Common disgust triggers:
- Expelled bodily products such as feces, vomit, urine, mucus and blood
- Certain foods (often from cultures other than our own)
- Something rotting, diseased or dying
- Injuries, surgeries and/or being exposed to bodily insides
- A person, animal or thing one considers physically ugly
- Perceived perversions or actions of other people (such as certain sexual inclinations, torture or servitude)
Development of disgust
Children and adolescents often have a fascination with disgust as do some adults (including finding disgusting things humorous and/or intriguing). For young children, however, disgust doesn’t begin to develop until sometime between the ages of four and eight. Before that emotional development, children experience distaste, the rejection of things that taste bad, but not disgust.
Additional studies have shown that kids aren’t bothered by some of the things that adults find disgusting (e.g., eating a bar of chocolate shaped like dog feces). One theory is that when we are younger, we do not yet have the cognitive capacity necessary for certain forms of learned disgust.
Facial expression of disgust
The most easily recognizable and obvious sign of disgust is the wrinkling of the nose.

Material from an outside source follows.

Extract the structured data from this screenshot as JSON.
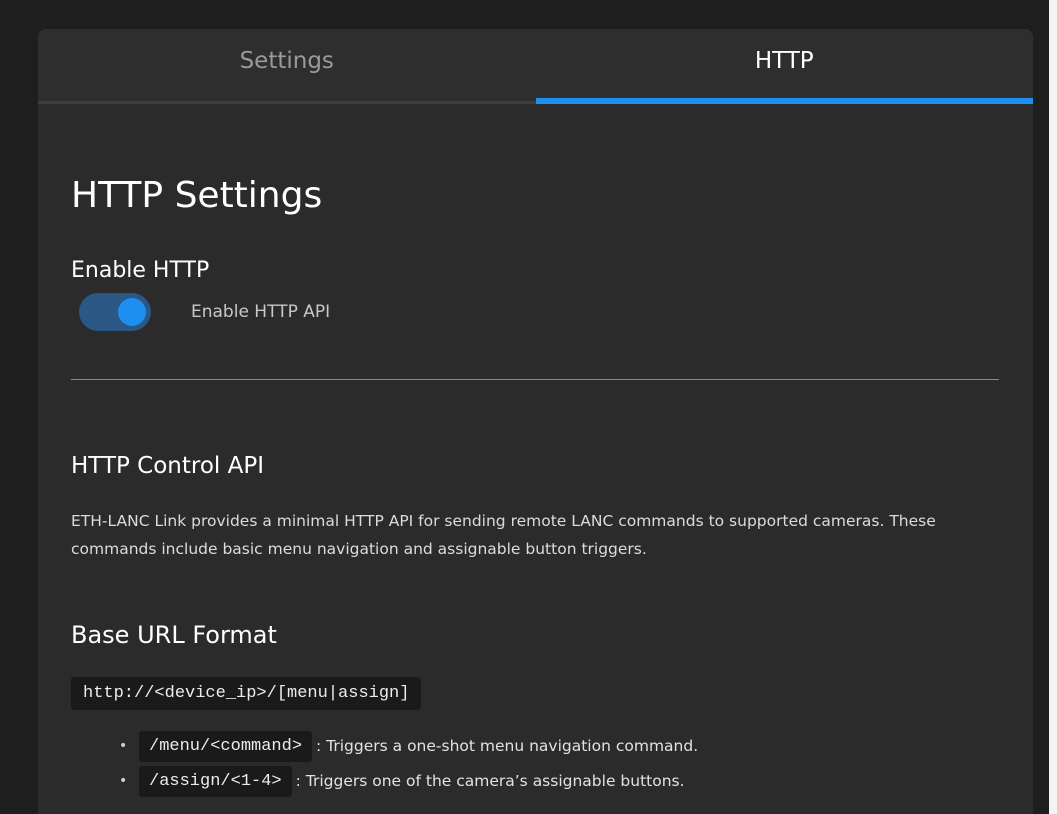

Vocal expressions of disgust
Common vocal expressions are making a “yuck” or “ew” sound, choking, and gagging.
Physical sensations of disgust

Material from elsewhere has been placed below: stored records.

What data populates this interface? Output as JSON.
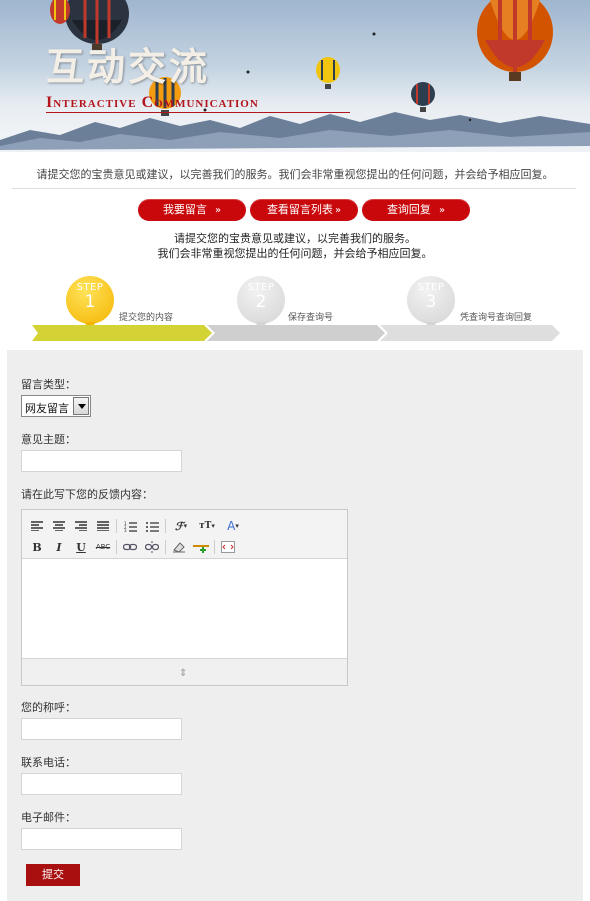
{
  "banner": {
    "title": "互动交流",
    "subtitle": "Interactive Communication"
  },
  "intro_text": "请提交您的宝贵意见或建议，以完善我们的服务。我们会非常重视您提出的任何问题，并会给予相应回复。",
  "buttons": [
    {
      "label": "我要留言",
      "arrow": "»"
    },
    {
      "label": "查看留言列表",
      "arrow": "»"
    },
    {
      "label": "查询回复",
      "arrow": "»"
    }
  ],
  "notice": {
    "line1": "请提交您的宝贵意见或建议，以完善我们的服务。",
    "line2": "我们会非常重视您提出的任何问题，并会给予相应回复。"
  },
  "steps": [
    {
      "tag": "STEP",
      "num": "1",
      "label": "提交您的内容",
      "active": true
    },
    {
      "tag": "STEP",
      "num": "2",
      "label": "保存查询号",
      "active": false
    },
    {
      "tag": "STEP",
      "num": "3",
      "label": "凭查询号查询回复",
      "active": false
    }
  ],
  "form": {
    "type_label": "留言类型：",
    "type_value": "网友留言",
    "subject_label": "意见主题：",
    "subject_value": "",
    "content_label": "请在此写下您的反馈内容：",
    "name_label": "您的称呼：",
    "name_value": "",
    "phone_label": "联系电话：",
    "phone_value": "",
    "email_label": "电子邮件：",
    "email_value": "",
    "submit_label": "提交"
  },
  "colors": {
    "accent_red": "#c9080c",
    "step_active": "#d4d336",
    "step_inactive": "#cfcfcf"
  }
}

Common sensations include revulsion in the mouth, throat, and/or stomach, and nausea, or physical repulsion (i.e., vomiting).
Posture of disgust
Disgust often leads to physically turning the head or body away from the source of disgust. When disgust leads to nausea, reactions also include covering the nose/mouth and hunching over.
The function of disgust
The universal function of disgust is to get away from, block off, or eliminate something offensive, toxic or contaminating.
Benefits of disgust
One evolutionary benefit of disgust is to keep us away from or remove things potentially dangerous or damaging to keep us safe and healthy (e.g., not eating something putrid, staying away from open sores to avoid catching an infection or disease, avoiding interactions with “morally tainted” people).
Dangers of disgust
While there are noted benefits to feeling disgust, it can also be dangerous. Unfortunately, most societies teach the avoidance of certain groups of people deemed physically or morally disgusting and, thus, can be a driving force in dehumanizing and degrading others.
Reacting to disgust
While witnessing “gross” bodily functions (bleeding, defecating, etc.) in others often evokes disgust, this reaction is suspended when it is someone with whom we are close. Intimacy lowers the threshold for what we consider disgusting. So, while we still may feel some degree of disgust, it is reduced enough that we are able to help those we care about. Now, rather than try to get away, we are called to reduce the suffering of the loved one (e.g., changing a baby's diaper or taking care of a sick family member). This suspension of disgust establishes intimacy and may even strengthen love and community.
Learn to recognize and respond to the emotional expressions of others with our online micro expressions training tools to increase your ability to detect deception and catch subtle emotional cues.
Expand your knowledge of emotional skills and competencies with in-person workshops offered through Paul Ekman International.
Build your emotional vocabulary with the Atlas of Emotions, a free, interactive learning tool created by Drs. Paul and Eve Ekman at the request of the Dalai Lama.
Introduce the world of emotions to children in a fun way with Dr. Ekman's official guide to Disney•Pixar's Inside Out.